→ **DIRECTIONS FOR THIS TASK**
The required result is one figure, the count of lines below with the string "renewal" in them.

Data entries
-=-=-
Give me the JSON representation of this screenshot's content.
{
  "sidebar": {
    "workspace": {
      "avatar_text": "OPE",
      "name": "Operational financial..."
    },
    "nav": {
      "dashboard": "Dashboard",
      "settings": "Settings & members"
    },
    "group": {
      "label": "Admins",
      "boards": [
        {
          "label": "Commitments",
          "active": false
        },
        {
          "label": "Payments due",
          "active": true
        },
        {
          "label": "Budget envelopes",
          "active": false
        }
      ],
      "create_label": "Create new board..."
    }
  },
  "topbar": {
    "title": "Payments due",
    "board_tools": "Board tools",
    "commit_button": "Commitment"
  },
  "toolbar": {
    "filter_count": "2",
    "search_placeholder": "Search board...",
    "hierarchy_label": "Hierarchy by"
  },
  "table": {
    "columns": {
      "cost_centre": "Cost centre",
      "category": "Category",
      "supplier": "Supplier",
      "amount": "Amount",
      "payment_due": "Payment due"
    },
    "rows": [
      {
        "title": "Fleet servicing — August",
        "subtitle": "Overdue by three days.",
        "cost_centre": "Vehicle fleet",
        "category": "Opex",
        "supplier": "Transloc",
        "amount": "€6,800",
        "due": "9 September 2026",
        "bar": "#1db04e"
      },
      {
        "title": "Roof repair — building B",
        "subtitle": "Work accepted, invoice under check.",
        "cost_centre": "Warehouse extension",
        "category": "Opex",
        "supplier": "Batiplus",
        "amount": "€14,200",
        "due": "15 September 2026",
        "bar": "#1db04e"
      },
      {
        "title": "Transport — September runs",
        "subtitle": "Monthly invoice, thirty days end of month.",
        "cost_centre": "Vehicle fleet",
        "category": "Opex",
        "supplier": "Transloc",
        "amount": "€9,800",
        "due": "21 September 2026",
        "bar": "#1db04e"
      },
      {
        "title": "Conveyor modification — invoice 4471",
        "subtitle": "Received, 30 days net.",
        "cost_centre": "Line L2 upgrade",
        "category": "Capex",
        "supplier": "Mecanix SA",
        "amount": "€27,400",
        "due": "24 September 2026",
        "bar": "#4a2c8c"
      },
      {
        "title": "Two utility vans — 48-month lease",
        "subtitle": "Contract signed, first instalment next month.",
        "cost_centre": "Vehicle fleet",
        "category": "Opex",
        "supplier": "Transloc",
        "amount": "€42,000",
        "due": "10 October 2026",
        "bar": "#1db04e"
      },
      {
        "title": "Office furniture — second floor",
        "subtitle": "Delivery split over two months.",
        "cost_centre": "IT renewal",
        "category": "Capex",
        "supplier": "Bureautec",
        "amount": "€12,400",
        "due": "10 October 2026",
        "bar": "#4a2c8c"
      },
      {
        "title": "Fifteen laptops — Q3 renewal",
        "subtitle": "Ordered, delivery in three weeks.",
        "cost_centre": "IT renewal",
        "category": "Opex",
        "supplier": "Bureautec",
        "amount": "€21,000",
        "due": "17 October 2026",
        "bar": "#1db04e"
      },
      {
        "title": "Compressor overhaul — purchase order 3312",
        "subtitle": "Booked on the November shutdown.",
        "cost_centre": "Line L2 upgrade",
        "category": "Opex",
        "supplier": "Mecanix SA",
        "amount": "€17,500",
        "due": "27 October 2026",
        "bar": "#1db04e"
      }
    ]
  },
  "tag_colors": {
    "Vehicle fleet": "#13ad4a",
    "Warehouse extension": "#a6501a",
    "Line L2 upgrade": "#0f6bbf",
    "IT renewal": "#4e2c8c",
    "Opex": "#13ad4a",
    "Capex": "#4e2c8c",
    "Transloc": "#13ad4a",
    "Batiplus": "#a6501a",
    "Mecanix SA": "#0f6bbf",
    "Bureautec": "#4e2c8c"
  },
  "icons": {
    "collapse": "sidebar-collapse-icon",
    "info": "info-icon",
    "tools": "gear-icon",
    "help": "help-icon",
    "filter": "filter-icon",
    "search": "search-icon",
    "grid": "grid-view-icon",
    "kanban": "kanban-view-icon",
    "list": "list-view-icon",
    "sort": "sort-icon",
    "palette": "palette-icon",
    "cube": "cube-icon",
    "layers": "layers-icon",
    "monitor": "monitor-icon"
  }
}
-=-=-
→ **WRITTEN ANSWER**
4